## DATA
○ ○ ○

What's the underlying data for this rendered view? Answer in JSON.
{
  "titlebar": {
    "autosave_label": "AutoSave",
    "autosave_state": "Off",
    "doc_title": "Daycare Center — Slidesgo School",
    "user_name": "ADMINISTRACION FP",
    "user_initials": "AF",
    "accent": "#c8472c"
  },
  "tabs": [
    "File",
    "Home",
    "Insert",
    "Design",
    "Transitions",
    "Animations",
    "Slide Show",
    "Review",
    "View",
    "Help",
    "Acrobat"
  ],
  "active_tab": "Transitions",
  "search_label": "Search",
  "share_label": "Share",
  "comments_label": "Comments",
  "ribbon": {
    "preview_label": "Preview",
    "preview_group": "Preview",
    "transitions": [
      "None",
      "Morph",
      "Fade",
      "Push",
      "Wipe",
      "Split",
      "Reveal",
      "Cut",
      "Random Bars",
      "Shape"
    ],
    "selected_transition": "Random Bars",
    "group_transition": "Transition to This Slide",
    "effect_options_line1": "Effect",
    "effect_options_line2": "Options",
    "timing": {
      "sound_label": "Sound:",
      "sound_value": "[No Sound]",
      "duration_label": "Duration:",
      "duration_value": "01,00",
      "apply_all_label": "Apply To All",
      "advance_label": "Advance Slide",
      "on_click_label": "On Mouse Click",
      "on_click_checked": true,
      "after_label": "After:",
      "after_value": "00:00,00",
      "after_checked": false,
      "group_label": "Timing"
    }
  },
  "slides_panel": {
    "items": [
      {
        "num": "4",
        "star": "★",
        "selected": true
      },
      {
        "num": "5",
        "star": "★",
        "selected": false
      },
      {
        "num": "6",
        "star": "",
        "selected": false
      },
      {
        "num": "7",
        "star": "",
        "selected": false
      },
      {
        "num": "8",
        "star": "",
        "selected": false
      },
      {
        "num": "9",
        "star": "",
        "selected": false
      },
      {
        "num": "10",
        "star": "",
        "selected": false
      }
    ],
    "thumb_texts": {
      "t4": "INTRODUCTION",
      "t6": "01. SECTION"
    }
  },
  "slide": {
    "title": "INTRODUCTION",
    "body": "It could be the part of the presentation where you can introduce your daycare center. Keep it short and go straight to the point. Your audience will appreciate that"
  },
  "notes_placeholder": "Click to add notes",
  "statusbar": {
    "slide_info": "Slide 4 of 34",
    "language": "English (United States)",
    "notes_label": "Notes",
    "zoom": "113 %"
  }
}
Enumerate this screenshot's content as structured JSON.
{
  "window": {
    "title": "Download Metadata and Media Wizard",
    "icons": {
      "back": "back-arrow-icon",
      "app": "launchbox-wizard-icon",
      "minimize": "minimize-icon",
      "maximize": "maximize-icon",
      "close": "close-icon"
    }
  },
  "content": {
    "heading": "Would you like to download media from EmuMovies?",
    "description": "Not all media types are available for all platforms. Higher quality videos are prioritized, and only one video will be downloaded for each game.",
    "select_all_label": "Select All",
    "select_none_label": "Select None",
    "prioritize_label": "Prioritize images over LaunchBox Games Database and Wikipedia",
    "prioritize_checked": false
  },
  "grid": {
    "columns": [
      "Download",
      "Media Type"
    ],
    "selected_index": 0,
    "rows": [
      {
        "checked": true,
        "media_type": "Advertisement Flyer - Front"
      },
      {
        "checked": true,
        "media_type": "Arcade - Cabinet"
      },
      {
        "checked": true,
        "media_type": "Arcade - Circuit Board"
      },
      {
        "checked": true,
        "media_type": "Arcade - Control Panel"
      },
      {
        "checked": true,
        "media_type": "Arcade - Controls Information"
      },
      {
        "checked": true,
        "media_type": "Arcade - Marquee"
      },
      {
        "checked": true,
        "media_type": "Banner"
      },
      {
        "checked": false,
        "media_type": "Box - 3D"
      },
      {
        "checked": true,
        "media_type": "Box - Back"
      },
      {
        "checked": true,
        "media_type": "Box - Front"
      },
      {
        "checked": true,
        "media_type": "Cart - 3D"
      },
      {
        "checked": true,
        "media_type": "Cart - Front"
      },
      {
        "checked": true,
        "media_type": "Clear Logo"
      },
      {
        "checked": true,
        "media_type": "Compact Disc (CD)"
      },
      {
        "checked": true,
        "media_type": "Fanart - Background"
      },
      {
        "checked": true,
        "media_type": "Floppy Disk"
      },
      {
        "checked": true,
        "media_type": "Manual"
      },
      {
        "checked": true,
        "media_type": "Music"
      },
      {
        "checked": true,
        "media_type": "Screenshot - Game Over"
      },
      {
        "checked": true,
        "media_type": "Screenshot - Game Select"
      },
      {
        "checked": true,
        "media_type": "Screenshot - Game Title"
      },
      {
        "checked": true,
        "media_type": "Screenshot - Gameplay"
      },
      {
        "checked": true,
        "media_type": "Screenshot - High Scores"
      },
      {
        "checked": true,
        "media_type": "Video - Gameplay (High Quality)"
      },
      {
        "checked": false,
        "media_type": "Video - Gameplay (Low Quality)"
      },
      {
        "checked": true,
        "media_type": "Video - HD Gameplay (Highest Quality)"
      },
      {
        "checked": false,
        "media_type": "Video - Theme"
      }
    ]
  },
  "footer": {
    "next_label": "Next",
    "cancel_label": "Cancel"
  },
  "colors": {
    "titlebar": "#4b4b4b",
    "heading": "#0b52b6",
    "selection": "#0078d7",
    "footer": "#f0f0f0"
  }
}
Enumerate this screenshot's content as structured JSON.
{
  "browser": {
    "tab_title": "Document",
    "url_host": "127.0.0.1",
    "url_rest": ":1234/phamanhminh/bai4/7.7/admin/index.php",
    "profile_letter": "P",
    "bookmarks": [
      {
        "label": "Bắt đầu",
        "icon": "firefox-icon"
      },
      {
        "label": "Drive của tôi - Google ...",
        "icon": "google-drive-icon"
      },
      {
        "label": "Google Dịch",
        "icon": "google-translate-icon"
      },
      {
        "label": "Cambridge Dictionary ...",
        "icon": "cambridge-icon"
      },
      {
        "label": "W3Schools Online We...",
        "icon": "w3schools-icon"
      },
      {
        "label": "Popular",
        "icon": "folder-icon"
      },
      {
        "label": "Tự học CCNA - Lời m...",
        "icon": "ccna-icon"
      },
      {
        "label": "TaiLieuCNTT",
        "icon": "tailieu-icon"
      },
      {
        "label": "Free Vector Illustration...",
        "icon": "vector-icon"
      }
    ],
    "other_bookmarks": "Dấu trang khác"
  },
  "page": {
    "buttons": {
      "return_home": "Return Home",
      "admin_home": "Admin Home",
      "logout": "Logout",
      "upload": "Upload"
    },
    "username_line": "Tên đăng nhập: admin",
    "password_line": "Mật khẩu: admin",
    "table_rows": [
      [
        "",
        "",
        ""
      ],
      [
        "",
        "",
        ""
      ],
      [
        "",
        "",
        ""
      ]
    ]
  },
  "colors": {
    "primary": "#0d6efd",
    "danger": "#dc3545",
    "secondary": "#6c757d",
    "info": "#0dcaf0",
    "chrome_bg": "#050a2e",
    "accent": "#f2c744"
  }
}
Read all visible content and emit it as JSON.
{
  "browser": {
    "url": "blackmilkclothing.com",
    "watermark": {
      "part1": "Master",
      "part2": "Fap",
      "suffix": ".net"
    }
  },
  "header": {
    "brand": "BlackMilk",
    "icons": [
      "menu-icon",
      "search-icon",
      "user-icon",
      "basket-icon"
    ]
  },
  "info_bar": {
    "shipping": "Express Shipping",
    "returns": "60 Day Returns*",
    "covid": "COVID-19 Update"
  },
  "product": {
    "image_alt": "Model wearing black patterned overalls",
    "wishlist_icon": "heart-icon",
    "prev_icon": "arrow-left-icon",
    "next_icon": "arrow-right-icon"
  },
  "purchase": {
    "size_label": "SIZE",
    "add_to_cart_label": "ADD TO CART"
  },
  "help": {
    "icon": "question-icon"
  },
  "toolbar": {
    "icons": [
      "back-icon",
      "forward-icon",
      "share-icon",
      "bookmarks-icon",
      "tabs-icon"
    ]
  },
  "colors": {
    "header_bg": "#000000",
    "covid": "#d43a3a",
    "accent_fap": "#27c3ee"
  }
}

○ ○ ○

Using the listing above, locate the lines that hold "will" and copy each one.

## RESULT
    "body": "It could be the part of the presentation where you can introduce your daycare center. Keep it short and go straight to the point. Your audience will appreciate that"
    "description": "Not all media types are available for all platforms. Higher quality videos are prioritized, and only one video will be downloaded for each game.",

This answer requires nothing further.